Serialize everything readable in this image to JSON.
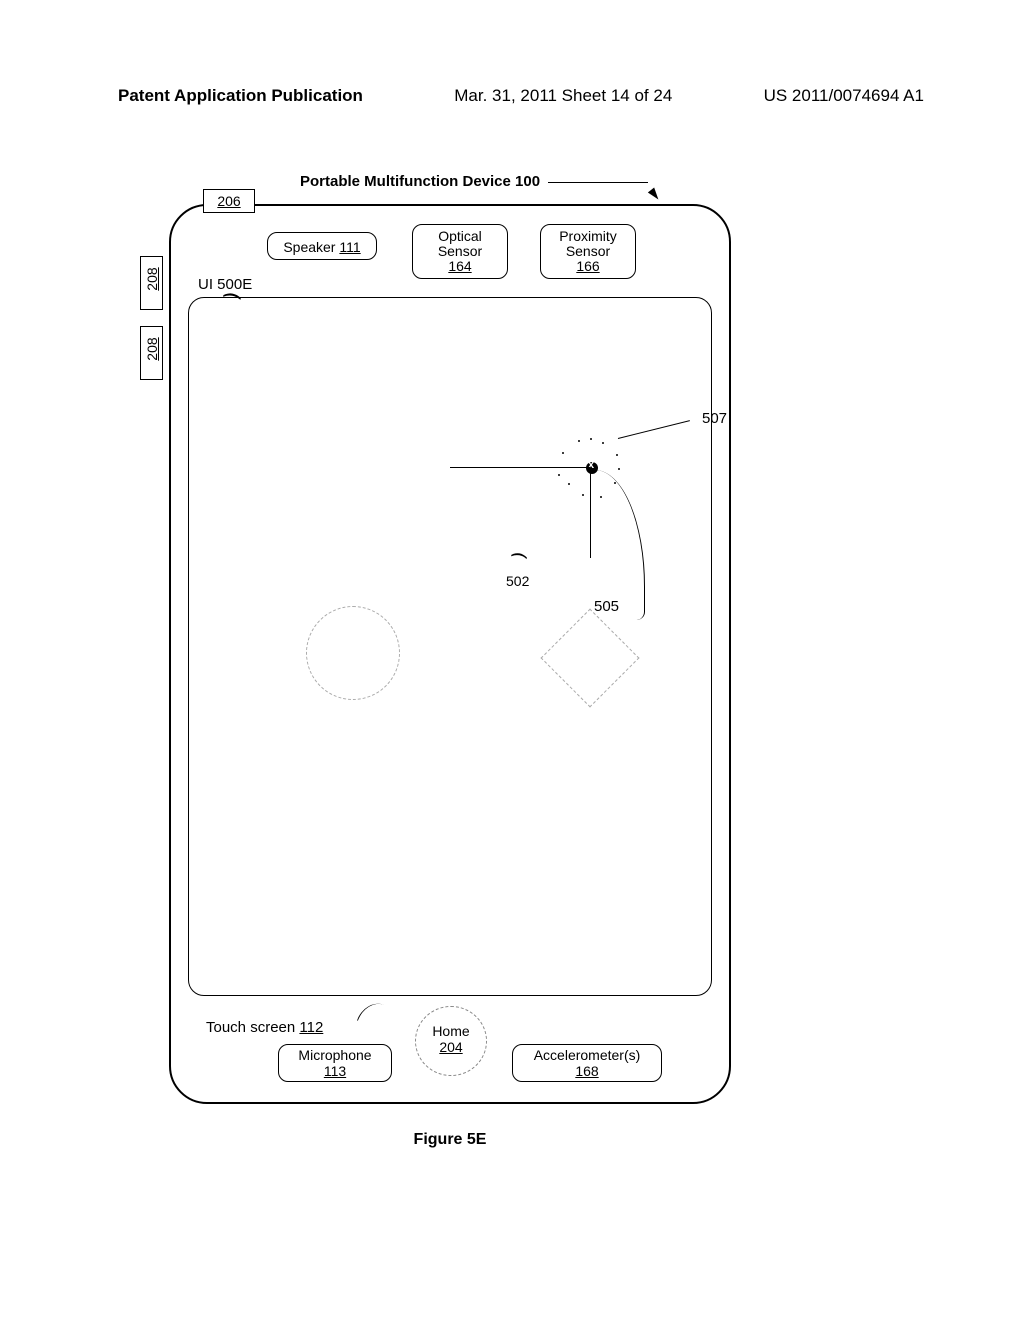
{
  "header": {
    "left": "Patent Application Publication",
    "center": "Mar. 31, 2011  Sheet 14 of 24",
    "right": "US 2011/0074694 A1"
  },
  "title": "Portable Multifunction Device 100",
  "refs": {
    "r206": "206",
    "r208": "208",
    "r507": "507",
    "r502": "502",
    "r505": "505"
  },
  "components": {
    "speaker": {
      "label": "Speaker",
      "num": "111"
    },
    "optical": {
      "label": "Optical Sensor",
      "num": "164"
    },
    "proximity": {
      "label": "Proximity Sensor",
      "num": "166"
    },
    "ui": "UI 500E",
    "touch": {
      "label": "Touch screen",
      "num": "112"
    },
    "home": {
      "label": "Home",
      "num": "204"
    },
    "microphone": {
      "label": "Microphone",
      "num": "113"
    },
    "accelerometer": {
      "label": "Accelerometer(s)",
      "num": "168"
    }
  },
  "caption": "Figure 5E"
}
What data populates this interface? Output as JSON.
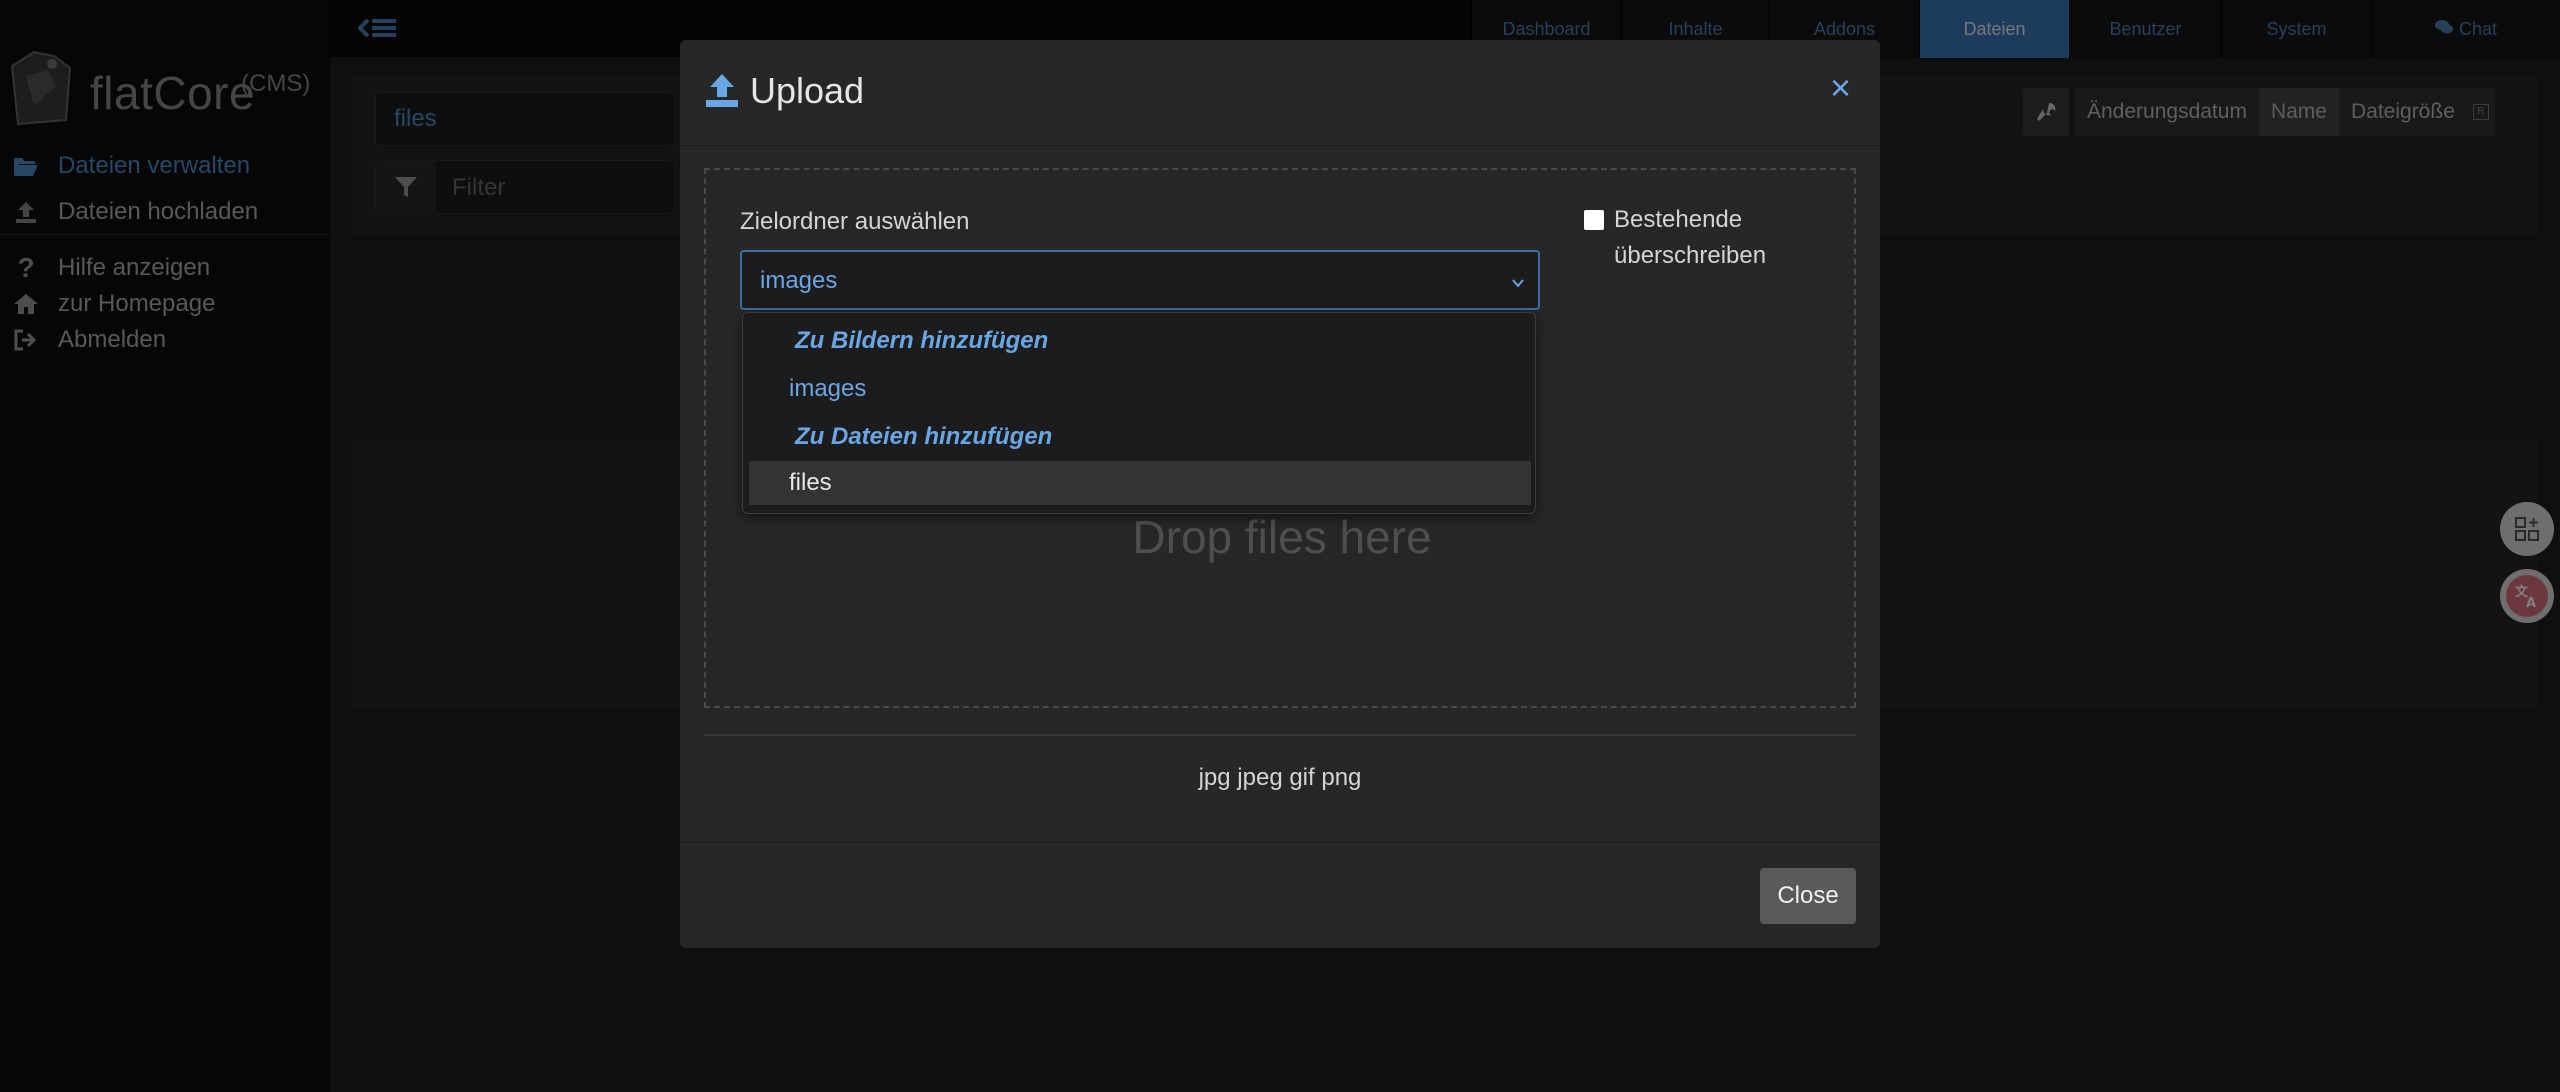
{
  "app": {
    "logo_text": "flatCore",
    "logo_sup": "(CMS)"
  },
  "sidebar": {
    "items": [
      {
        "label": "Dateien verwalten",
        "icon": "folder-open-icon",
        "active": true
      },
      {
        "label": "Dateien hochladen",
        "icon": "upload-icon",
        "active": false
      },
      {
        "label": "Hilfe anzeigen",
        "icon": "question-icon",
        "active": false
      },
      {
        "label": "zur Homepage",
        "icon": "home-icon",
        "active": false
      },
      {
        "label": "Abmelden",
        "icon": "sign-out-icon",
        "active": false
      }
    ]
  },
  "topnav": {
    "items": [
      {
        "label": "Dashboard"
      },
      {
        "label": "Inhalte"
      },
      {
        "label": "Addons"
      },
      {
        "label": "Dateien",
        "active": true
      },
      {
        "label": "Benutzer"
      },
      {
        "label": "System"
      },
      {
        "label": "Chat",
        "icon": "comments-icon"
      }
    ]
  },
  "filebrowser": {
    "path_value": "files",
    "filter_placeholder": "Filter",
    "sort": {
      "date": "Änderungsdatum",
      "name": "Name",
      "size": "Dateigröße",
      "mini": "R"
    }
  },
  "modal": {
    "title": "Upload",
    "close_x": "×",
    "drop_label": "Drop files here",
    "folder_label": "Zielordner auswählen",
    "folder_selected": "images",
    "overwrite_label": "Bestehende überschreiben",
    "dropdown": [
      {
        "type": "group",
        "label": "Zu Bildern hinzufügen"
      },
      {
        "type": "option",
        "label": "images"
      },
      {
        "type": "group",
        "label": "Zu Dateien hinzufügen"
      },
      {
        "type": "option",
        "label": "files",
        "highlighted": true
      }
    ],
    "allowed_types": "jpg jpeg gif png",
    "close_button": "Close"
  },
  "colors": {
    "accent": "#3a77b8",
    "link": "#6aa6e6",
    "sidebar_bg": "#0d0d0d",
    "modal_bg": "#272727"
  }
}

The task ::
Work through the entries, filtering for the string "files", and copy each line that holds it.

Answer for this exercise ::
    "path_value": "files",
    "drop_label": "Drop files here",
        "label": "files",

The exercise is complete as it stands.